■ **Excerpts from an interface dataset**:
━━━

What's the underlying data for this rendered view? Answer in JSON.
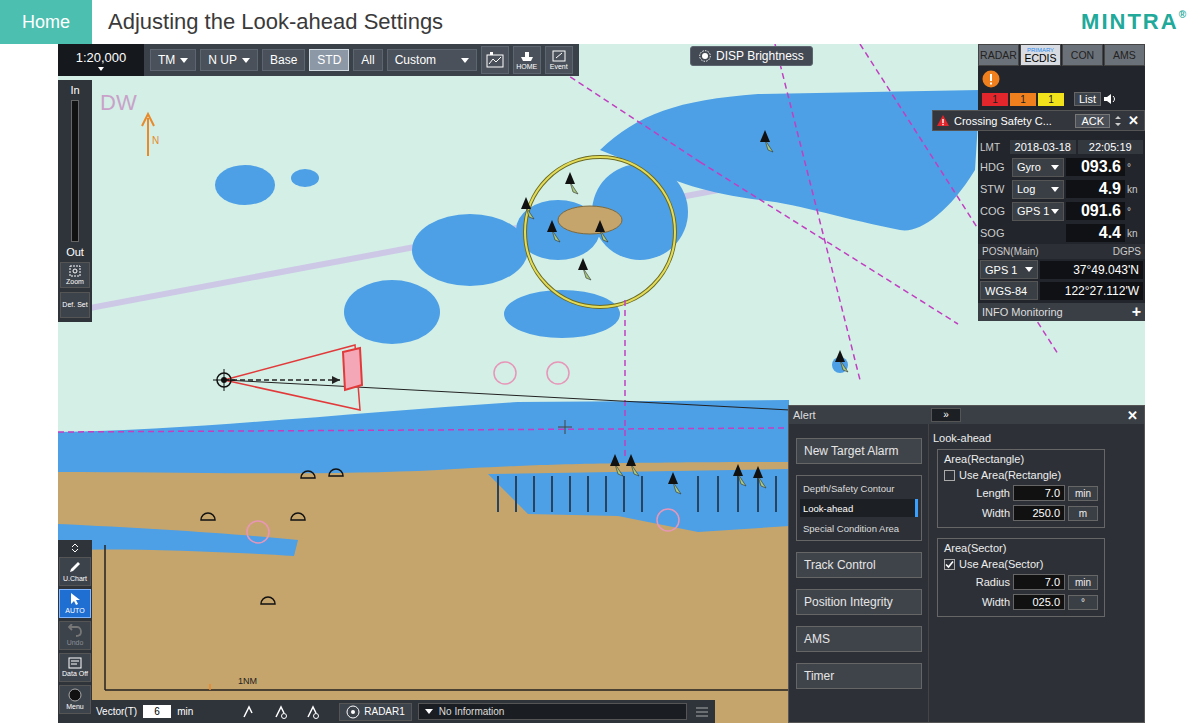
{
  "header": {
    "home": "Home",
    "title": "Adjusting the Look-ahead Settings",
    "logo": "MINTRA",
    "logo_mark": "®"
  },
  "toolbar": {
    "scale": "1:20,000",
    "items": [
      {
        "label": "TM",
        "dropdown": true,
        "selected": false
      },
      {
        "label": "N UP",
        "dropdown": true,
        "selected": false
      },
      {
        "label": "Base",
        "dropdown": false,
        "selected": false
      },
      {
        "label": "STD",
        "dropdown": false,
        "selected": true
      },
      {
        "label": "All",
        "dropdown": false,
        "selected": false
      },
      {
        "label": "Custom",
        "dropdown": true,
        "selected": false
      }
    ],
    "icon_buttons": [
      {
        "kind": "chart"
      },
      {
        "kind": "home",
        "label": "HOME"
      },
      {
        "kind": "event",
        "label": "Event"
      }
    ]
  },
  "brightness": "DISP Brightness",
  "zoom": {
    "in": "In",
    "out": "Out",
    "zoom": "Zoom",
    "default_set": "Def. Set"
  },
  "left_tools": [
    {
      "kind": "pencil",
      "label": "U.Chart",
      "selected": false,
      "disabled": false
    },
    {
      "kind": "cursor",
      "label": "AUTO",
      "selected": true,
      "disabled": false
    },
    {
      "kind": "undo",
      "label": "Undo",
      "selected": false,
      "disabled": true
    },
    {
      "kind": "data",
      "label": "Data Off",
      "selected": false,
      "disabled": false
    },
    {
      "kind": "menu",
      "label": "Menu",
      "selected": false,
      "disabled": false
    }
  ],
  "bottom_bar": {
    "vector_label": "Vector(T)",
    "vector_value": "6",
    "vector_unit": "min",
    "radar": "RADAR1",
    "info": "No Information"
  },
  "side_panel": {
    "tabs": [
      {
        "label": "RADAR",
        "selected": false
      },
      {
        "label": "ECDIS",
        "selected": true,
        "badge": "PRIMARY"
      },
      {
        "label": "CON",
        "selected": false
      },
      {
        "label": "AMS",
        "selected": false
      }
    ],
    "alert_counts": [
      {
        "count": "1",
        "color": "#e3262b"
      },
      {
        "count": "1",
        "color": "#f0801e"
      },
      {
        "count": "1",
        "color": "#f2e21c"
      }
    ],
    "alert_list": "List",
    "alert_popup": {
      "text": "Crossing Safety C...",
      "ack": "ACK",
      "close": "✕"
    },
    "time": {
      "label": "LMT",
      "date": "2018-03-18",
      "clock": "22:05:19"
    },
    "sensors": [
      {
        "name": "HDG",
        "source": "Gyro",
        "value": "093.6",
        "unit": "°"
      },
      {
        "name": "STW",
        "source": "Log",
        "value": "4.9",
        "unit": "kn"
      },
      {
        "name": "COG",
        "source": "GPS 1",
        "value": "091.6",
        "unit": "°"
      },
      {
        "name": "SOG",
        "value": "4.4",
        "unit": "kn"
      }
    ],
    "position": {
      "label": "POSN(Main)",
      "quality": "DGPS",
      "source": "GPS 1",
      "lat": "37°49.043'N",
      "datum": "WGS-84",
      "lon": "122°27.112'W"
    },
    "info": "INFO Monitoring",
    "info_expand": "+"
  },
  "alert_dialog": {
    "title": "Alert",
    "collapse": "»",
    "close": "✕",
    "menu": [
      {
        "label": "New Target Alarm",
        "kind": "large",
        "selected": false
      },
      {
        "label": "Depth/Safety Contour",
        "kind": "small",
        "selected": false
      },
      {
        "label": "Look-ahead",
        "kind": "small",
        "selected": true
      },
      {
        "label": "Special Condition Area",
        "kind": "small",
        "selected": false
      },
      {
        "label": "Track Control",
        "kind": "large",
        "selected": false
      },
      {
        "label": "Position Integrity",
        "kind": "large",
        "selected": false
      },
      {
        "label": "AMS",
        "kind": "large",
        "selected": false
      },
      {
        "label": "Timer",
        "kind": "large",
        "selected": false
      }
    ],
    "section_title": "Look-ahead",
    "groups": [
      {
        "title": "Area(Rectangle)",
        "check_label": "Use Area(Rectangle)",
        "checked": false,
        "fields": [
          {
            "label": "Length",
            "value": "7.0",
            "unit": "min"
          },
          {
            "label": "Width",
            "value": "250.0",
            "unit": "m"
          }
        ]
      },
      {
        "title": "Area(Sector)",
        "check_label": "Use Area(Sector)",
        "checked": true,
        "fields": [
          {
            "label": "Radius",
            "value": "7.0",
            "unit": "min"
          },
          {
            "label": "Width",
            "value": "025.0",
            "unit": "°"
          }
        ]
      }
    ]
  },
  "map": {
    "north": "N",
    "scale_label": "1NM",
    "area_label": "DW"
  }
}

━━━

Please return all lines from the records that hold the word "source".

        "source": "Gyro",
        "source": "Log",
        "source": "GPS 1",
      "source": "GPS 1",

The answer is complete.